If you generate renewable electricity in your home or business, you can feed back into the grid any electricity that you don’t use. Under the Smart Export Guarantee (SEG) you will be paid for every unit of electricity that you feed back. You won’t be paid for any that you use yourself.
What you need to apply for a SEG tariff
You need to have a renewable electricity generating system that meets the SEG eligibility requirements.
You must have a meter capable of providing half-hourly export readings. This would typically be a smart meter. Speak to your energy supplier about getting a smart meter installed if you do not already have one.
You need to show that your installation and installer are certified through the microgeneration certification scheme (MCS) or equivalent.
You cannot receive a SEG tariff if you are receiving export payments under the Feed-in Tariff scheme.
How to get a SEG tariff

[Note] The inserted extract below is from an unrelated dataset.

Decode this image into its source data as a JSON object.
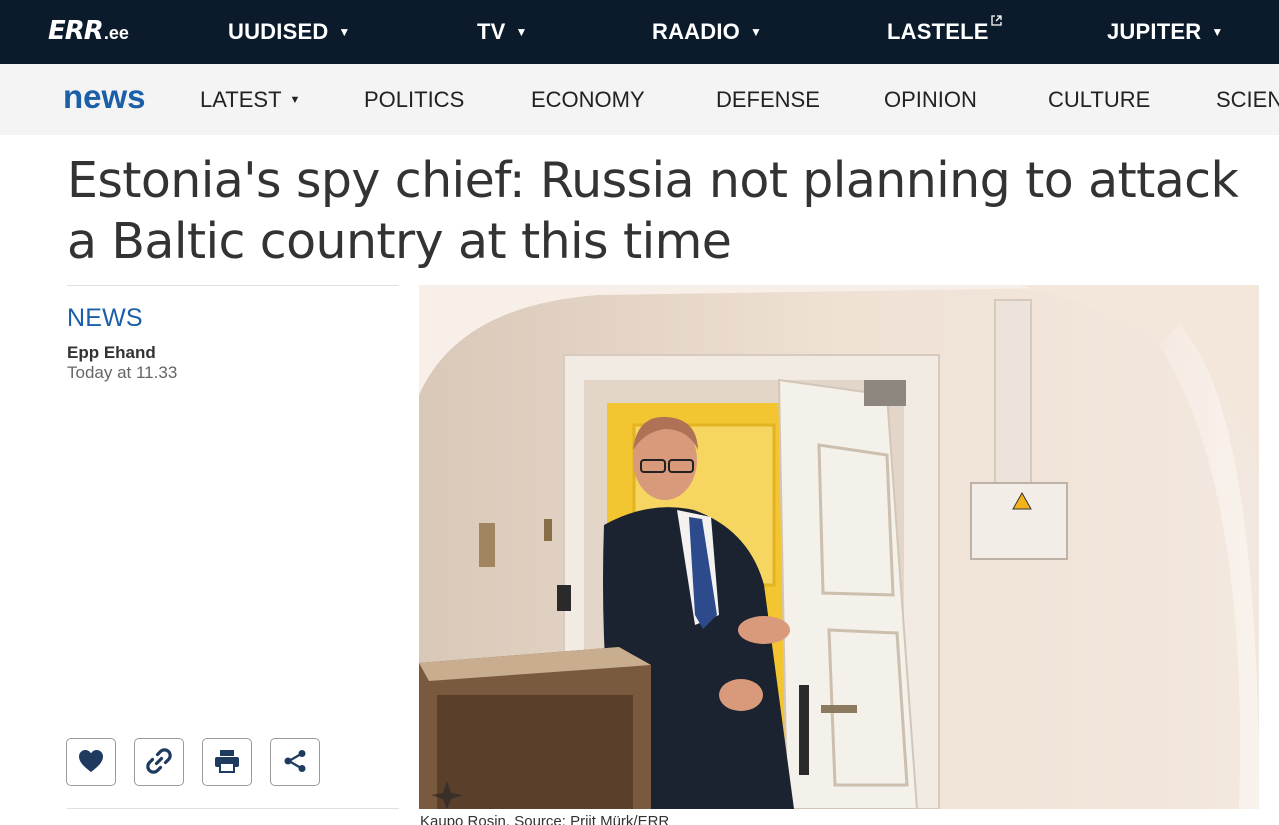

You need to apply directly to a SEG tariff supplier to get paid. The Ofgem website lists the energy suppliers that provide SEG tariffs.
Your SEG tariff supplier does not need to be the same as the supplier that provides your energy.
SEG suppliers are required to offer you a tariff but are free to determine the terms of the tariff they offer, for example whether it is fixed or variable.
Tariffs can change over time so you should regularly check to make sure you remain on a competitive tariff.
If you have a storage device, such as a household battery or electric vehicle, that has the ability to import and export electricity, it could also be used to benefit from the SEG. Your prospective SEG tariff supplier can advise you about this.
How much could you save?
Use the Energy Saving Trust calculator to estimate:
- how much you could save from solar panels or other renewable electricity generating systems
- how much you could earn selling unused energy back
Although you will not be paid for electricity that you use yourself, you will save money through importing less from the grid.
Find out more about the SEG: